To compare the clinical validity and utility of Likert assessment and the Prostate Imaging Reporting and Data System (PI-RADS) v2 in the detection of clinically significant and insignificant prostate cancer.

489 pre-biopsy multiparametric MRI (mpMRI) scans in consecutive patients underwent prospective paired reporting using both Likert and PI-RADS v2 by expert uro-radiologists. Patients were offered biopsy for any Likert or PI-RADS score >/=4 or a score of 3 with PSA-density >/=0.12ng/ml/ml. Utility was evaluated in terms of proportion biopsied, and proportion of clinically significant and insignificant cancer detected (both overall and on a ‘per score’ basis). In those patients biopsied, overall accuracy of each system was assessed by calculating total and partial area under receiver operating characteristic curves (AUROC). The primary threshold of significance was Gleason >/=3+4; secondary thresholds of >/=Gleason 4+3, Ahmed/UCL1 (Gleason >/=4+3 or maximum cancer core length [CCL] >/=6 or total CCL >/=6) and Ahmed/UCL2 (Gleason >/=3+4 or maximum CCL >/=4 or total CCL >/=6) were also used.

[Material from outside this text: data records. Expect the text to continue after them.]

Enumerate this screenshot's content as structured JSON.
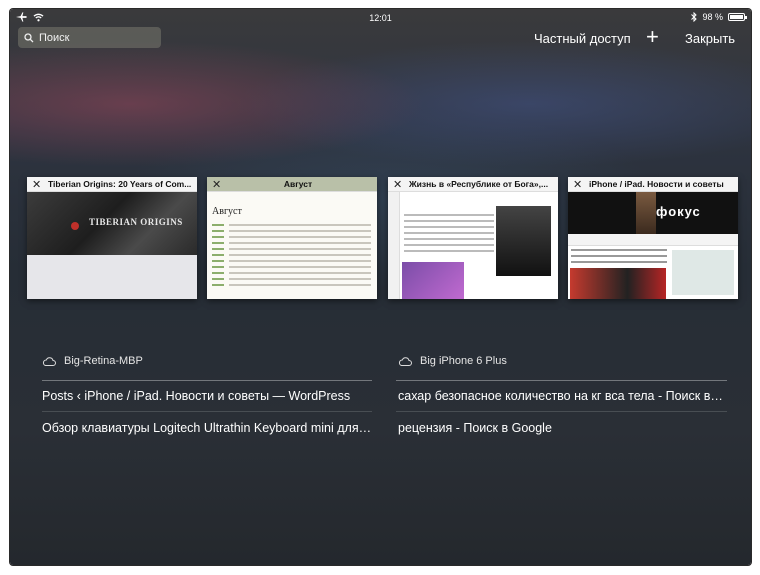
{
  "status": {
    "time": "12:01",
    "battery_text": "98 %",
    "battery_level": 0.98
  },
  "toolbar": {
    "search_placeholder": "Поиск",
    "private_label": "Частный доступ",
    "plus_label": "+",
    "close_label": "Закрыть"
  },
  "tabs": [
    {
      "title": "Tiberian Origins: 20 Years of Com...",
      "preview_text": "TIBERIAN ORIGINS"
    },
    {
      "title": "Август",
      "preview_text": "Август"
    },
    {
      "title": "Жизнь в «Республике от Бога»,..."
    },
    {
      "title": "iPhone / iPad. Новости и советы",
      "preview_text": "фокус"
    }
  ],
  "icloud": [
    {
      "device": "Big-Retina-MBP",
      "links": [
        "Posts ‹ iPhone / iPad. Новости и советы — WordPress",
        "Обзор клавиатуры Logitech Ultrathin Keyboard mini для i..."
      ]
    },
    {
      "device": "Big iPhone 6 Plus",
      "links": [
        "сахар безопасное количество на кг вса тела - Поиск в G...",
        "рецензия - Поиск в Google"
      ]
    }
  ],
  "icons": [
    "airplane-icon",
    "wifi-icon",
    "bluetooth-icon",
    "battery-icon",
    "search-icon",
    "close-icon",
    "cloud-icon"
  ]
}
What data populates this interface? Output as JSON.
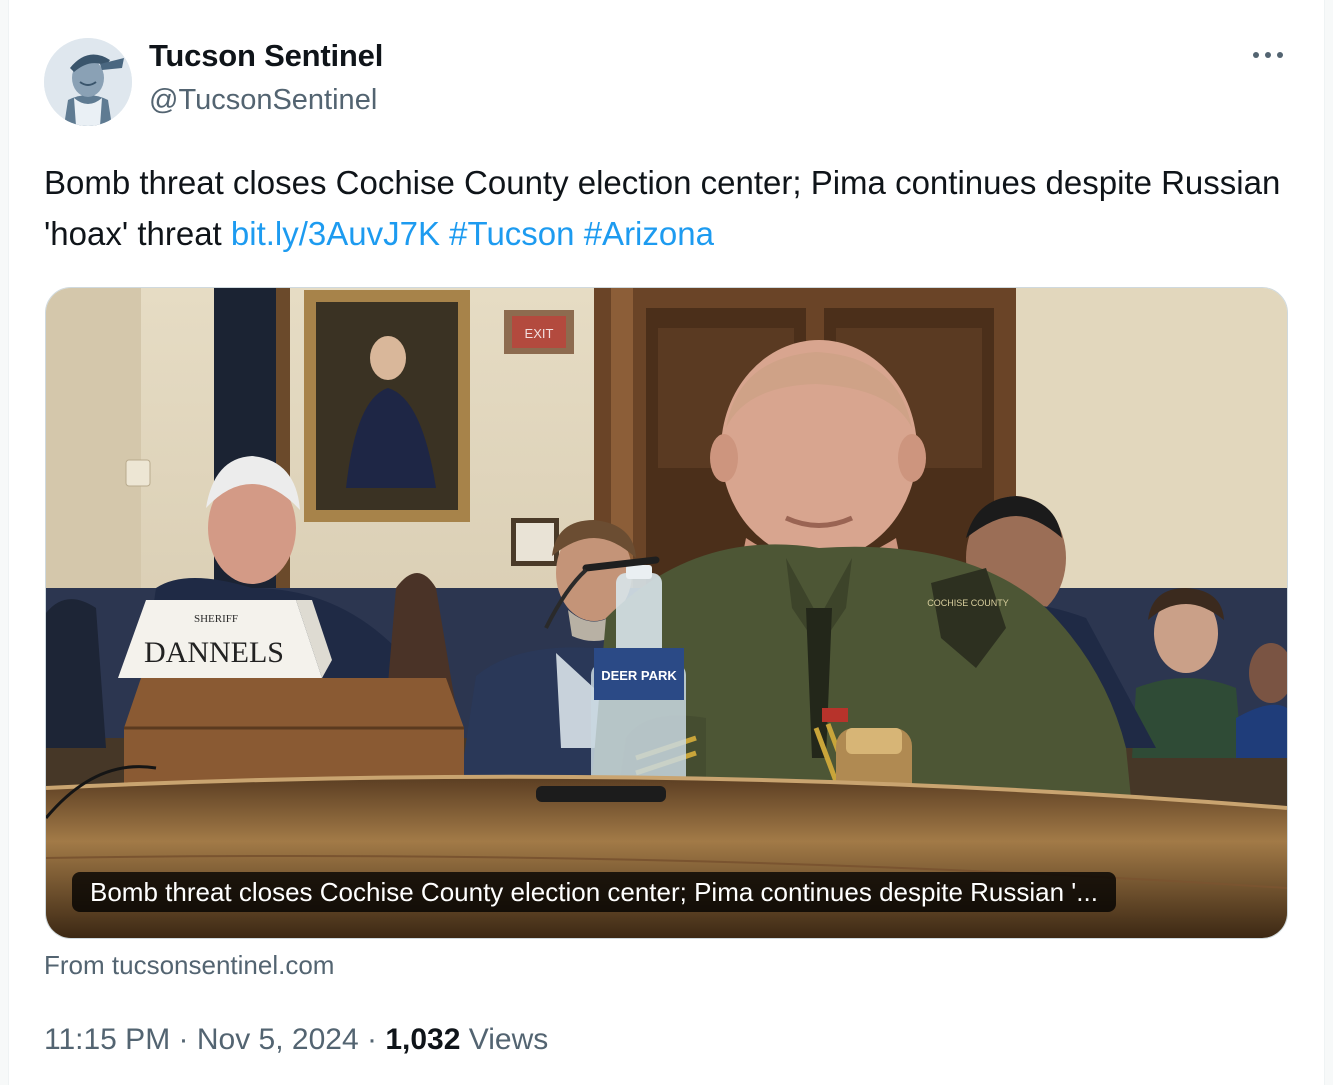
{
  "author": {
    "display_name": "Tucson Sentinel",
    "handle": "@TucsonSentinel"
  },
  "tweet": {
    "text": "Bomb threat closes Cochise County election center; Pima continues despite Russian 'hoax' threat ",
    "link": "bit.ly/3AuvJ7K",
    "hashtags": [
      "#Tucson",
      "#Arizona"
    ]
  },
  "card": {
    "caption": "Bomb threat closes Cochise County election center; Pima continues despite Russian '...",
    "nameplate_top": "SHERIFF",
    "nameplate_name": "DANNELS",
    "exit_sign": "EXIT",
    "bottle_label": "DEER PARK",
    "patch_text": "COCHISE COUNTY",
    "source": "From tucsonsentinel.com"
  },
  "meta": {
    "time": "11:15 PM",
    "separator": "·",
    "date": "Nov 5, 2024",
    "views_count": "1,032",
    "views_label": "Views"
  },
  "icons": {
    "more": "more-horizontal-icon"
  }
}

Median age was 66 (IQR 60-72) years and PSA was 7 (IQR 5-10) ng/ml. A similar proportion of men met the biopsy threshold and underwent biopsy in both groups (83.8% [Likert] vs 84.8% [PI-RADS v2], p = 0.704). Likert predicted more clinically significant cancers than PI-RADS across all disease thresholds. Rates of insignificant cancers were comparable in each group. ROC analysis of biopsied patients showed that, although both scoring systems performed well as predictors of significant cancer, Likert was superior to PI-RADS v2, exhibiting higher total and partial AUROC.

Both scoring systems demonstrated good diagnostic performance with similar rates of decision to biopsy. Overall, Likert was superior by all definitions of clinically significant prostate cancer. It has the advantages of being flexible, intuitive and allows inclusion of clinical data. However, its use should only be considered once radiologists have developed sufficient experience in reporting prostate mpMRI.

BJU international. 2019 Oct 09 [Epub ahead of print]

Christopher C Khoo, David Eldred-Evans, Max Peters, Mariana Bertoncelli Tanaka, Mohamed Noureldin, Saiful Miah, Taimur Shah, Martin J Connor, Deepika Reddy, Martin Clark, Amish Lakhani, Andrea Rockall, Feargus Hosking-Jervis, Emma Cullen, Manit Arya, David Hrouda, Hasan Qazi, Mathias Winkler, Henry Tam, Hashim U Ahmed

Imperial Prostate, Division of Surgery, Department of Surgery and Cancer, Faculty of Medicine, Imperial College London, London, SW7 5NH., Department of Radiotherapy, University Medical Centre, Utrecht, 3584 CX, the Netherlands., Department of Radiology, Imperial College Healthcare NHS Trust, Charing Cross Hospital, London, W6 8RF., Imperial Urology, Imperial College Healthcare NHS Trust, Charing Cross Hospital, London, W6 8RF., Department of Urology, St. George’s Healthcare NHS Trust, St. George’s Hospital, London, SW17 0QT.